    That's putting the foxes in charge of the hen house! We all remember what a bang-up job the SEC did with all the perpetrators of the wire and mortgage-backed securities fraud a few years ago. Destroyed all their investigative files and didn't return one indictment against Wall Street.

  3. I think the author would make a perfect stringer for our "Pravda" or "Red Star". Maybe their American audience is growing but here in Russia I'm fed up with the anti-capitalist propaganda long ago (including the financial demagogy of the said "Pravda"), so – not a single line of Comrade North any more in my reading. Rostislav, Saint-Petersburg, Russia

  4. "Nobody understood Bitcoins from the beginning"

    No, Gary, you don't understand Bitcoin, which is made apparent by your continuing inaccurate articles on the subject.

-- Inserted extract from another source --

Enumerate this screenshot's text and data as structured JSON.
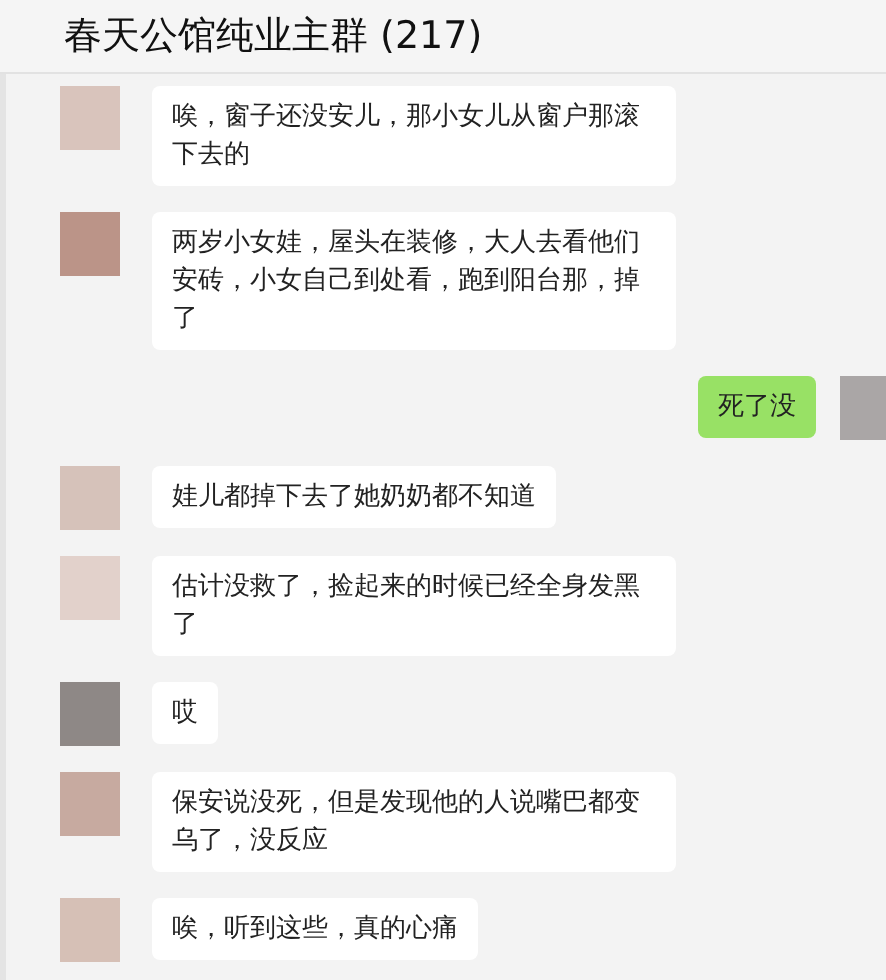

You refer to MtGox as the largest Bitcoin Exchange, when that has not been the case since mid-2013. You continually refer to MtGox users as investors, when MtGox was merely providing a service to individuals buying and selling between one another.
    MtGox, did not buy and sell Bitcoins.

    People who purchased their Bitcoin and sent them to their personal wallet lost nothing in this situation, only those who chose to store assets on MtGox. This was always discouraged as when you store your Bitcoin or Fiat with a third party such as MtGox, you lose all control.

  5. I have to agree with JohnG and shuadoom, Dr. North has almost no working knowledge of Bitcoin and it shows. I do take one exception to both Dr. North's statements and those of some commentators, Bitcoin was never designed to be anything more than a payments system. The fact that the value has continued to increase over time has made it an investment for speculators but they get what they deserve, both good and bad. Dr. North seems proud to say that he sounded the warning on Mt. Gox in advance but cybersecurity analysts had been trumpeting their problems for over a year. Overall, the two articles by Dr. North demonstrate an appalling lack of knowledge of Bitcoin, the current infrastructure and the people behind it. There is no "new, improved Bitcoin", just a Bitcoin whose charlatans are getting their comeuppance. As for no big money coming in, Dr. North should check out the investments being made by VC companies. One Bitcoin company, Coinbase now has over 1 million clients and 23,000 merchant accounts including some bigger names like Overstock.com. The Chicago Sun-Times happily lent their name to a Bitcoin based charity drive. I hope the Feds keep their noses out of this. Bitcoin is doing fine on its own.

  6. Even with the current situation as it is, it's still easier to buy bitcoins than it is to buy gold. People selling gold, as far as I've seen (which, I'll admit, isn't much), are trying to sell certain units at certain prices, which can be expensive, and you can't buy partial units, where you can buy partial bitcoins. It's a lot easier of an investment than gold.